CHOICE OF A MATE
[continued from yesterday]
...Again, since the Church regards marriage as a great Sacrament, she encourages her children to celebrate it with great pomp and festive joy. It happens as a rule only once in a lifetime and, therefore, is most fittingly accompanied with banquet and merry-making.
All these things, however, would manifestly be out of place during times set about for the more solemn religious exercises. The Church ordains, therefore, that marriages shall be discouraged during the seasons of Advent and Lent; in Advent until the feast of the Epiphany, in Lent until Low Sunday inclusive.

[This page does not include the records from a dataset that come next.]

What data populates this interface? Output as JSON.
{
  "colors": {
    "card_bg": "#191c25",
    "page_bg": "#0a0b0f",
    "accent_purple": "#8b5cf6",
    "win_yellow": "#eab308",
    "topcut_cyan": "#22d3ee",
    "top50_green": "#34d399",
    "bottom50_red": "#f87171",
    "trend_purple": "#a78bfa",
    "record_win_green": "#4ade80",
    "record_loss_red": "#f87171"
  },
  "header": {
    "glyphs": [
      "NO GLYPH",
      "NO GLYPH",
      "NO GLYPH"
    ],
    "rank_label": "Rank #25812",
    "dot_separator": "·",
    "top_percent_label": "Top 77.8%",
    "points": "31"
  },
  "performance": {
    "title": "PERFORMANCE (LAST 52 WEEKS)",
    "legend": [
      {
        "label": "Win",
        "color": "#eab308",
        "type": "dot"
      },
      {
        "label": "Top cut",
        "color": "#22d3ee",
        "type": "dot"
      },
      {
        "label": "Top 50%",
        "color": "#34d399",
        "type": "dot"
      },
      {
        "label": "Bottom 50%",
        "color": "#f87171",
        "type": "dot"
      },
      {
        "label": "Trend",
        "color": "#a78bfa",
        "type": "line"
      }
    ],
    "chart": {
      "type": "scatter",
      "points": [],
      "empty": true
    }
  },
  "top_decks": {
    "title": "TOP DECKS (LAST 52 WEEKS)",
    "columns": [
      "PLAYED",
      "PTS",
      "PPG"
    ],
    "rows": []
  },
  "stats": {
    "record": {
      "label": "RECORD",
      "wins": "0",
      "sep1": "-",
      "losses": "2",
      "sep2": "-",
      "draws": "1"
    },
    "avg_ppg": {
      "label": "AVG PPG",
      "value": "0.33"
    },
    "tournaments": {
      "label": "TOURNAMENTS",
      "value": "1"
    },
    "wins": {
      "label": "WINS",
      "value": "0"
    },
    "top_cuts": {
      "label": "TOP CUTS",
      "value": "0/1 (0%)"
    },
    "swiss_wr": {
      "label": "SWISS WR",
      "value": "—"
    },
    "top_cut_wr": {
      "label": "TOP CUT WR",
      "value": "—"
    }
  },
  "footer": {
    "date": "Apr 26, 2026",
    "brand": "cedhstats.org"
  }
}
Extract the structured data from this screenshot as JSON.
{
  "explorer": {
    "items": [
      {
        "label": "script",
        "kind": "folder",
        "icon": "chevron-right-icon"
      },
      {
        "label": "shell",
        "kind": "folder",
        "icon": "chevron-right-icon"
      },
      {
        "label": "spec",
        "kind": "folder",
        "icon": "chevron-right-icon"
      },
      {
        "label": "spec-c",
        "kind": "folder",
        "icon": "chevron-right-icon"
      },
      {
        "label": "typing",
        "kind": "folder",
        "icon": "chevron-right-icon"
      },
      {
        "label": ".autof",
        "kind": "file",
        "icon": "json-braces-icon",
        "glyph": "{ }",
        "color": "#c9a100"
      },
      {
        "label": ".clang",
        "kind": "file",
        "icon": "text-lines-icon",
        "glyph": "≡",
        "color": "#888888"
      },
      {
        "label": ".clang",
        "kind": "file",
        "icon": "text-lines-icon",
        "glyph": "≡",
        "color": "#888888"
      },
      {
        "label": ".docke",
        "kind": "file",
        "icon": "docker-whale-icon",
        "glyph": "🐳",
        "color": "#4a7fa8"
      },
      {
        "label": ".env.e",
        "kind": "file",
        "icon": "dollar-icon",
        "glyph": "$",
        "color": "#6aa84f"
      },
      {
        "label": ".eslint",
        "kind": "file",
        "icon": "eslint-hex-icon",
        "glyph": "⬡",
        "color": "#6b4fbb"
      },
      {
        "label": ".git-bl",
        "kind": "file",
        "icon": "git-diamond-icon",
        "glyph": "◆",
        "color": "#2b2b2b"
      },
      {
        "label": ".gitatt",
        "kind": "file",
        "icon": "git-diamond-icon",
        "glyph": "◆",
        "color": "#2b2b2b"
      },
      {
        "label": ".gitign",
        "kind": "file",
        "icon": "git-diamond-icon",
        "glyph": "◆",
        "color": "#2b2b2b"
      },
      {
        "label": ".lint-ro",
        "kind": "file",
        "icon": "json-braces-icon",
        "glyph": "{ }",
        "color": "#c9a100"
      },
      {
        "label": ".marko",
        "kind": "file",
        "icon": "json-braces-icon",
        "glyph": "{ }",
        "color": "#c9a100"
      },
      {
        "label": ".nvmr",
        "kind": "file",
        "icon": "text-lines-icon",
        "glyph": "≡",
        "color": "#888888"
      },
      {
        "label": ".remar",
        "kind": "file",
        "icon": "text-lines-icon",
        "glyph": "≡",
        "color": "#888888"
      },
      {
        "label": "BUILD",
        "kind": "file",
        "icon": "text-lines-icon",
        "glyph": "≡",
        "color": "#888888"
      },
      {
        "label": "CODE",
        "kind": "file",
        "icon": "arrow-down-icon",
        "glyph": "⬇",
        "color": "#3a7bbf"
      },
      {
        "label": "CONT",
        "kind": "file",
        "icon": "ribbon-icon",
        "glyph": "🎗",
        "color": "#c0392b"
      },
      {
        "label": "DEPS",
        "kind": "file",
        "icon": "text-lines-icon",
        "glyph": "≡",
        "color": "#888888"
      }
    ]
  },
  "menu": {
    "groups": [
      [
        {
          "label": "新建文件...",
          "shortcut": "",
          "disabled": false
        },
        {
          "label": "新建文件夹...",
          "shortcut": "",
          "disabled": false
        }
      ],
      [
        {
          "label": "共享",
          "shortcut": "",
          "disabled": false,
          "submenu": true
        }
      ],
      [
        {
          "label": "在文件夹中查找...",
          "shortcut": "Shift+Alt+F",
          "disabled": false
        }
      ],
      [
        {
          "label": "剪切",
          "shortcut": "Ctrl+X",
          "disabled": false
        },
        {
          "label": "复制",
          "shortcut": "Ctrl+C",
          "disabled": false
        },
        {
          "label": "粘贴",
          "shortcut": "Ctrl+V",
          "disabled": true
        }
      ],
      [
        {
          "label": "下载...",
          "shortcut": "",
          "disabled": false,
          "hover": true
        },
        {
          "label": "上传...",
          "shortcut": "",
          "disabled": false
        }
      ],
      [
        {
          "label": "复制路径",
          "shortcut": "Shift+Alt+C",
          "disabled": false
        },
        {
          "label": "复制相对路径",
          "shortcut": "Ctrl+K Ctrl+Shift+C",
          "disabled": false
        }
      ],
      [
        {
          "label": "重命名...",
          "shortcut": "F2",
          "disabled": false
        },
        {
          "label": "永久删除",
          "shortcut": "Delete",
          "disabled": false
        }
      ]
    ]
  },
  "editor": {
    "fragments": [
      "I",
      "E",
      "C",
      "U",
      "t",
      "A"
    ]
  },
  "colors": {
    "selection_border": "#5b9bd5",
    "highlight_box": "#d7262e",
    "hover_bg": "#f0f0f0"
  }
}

A marriage may, however, be permitted during these times, but it must be celebrated without any of that external display which would otherwise be so fitting on such an occasion.
A third condition for a lawful marriage is that neither party shall be engaged to any one else. There are three points of view from which a previous engagement must be regarded. It has a personal aspect, a legal aspect, and an ecclesiastical aspect.
No man of honor will enter into a new engagement until he has been formally released from any previous engagement in which he may have become involved. It would, perhaps, be needless to say that he ought not to make serious overtures to another partner until he has been released by the first; for, oftener than otherwise, it is the appearance of a new face which is the cause of dissatisfaction with the old one.
A man in such a predicament owes it both to himself, to his previous partner, and to his prospective partner to arrange an honorable settlement as soon as possible. The claims of society demand that neither girl should be kept in a false position. The previous partner, too, may have legal rights to compensation for breach of promise.
Then again there is the ecclesiastical aspect of the matter. The law has recently been changed, and henceforth only those engagements hold good in ecclesiastical law which have been made in writing, signed by both parties and signed by the parish priest or ordinary, or at least two witnesses.
Of course, couples may marry lawfully without such an agreement in writing, but without such an agreement the engagement will not be binding in conscience or produce any canonical effect. It would produce a legal effect and a social effect; it would hold good in the eyes of the law of the country and in the eyes of all respectable society. Nay, more, although there would be no obligation to marry, although the espousals were invalid, through want of proper formality, still those invalid espousals would render a person liable to all due restitution or damages just as if they were valid.
Thus the Church protects the weaker party in two ways:
First, she gives the warning and protects young people against imprudent engagements, — engagements entered into without deliberation, and under circumstances when innocence and ignorance hinder the due consideration of the dignity of the Sacrament.
Secondly, she obliges the guilty party to make fitting restitution for all the material loss which the innocent party may have suffered in consequence....
From Marriage and Parenthood, The Catholic Ideal
By the Rev. Thomas J. Gerrard
Author of "Cords of Adam," "The Wayfarer's Vision," ETC.
Copyright, 1911, by Joseph F. Wagner, New York.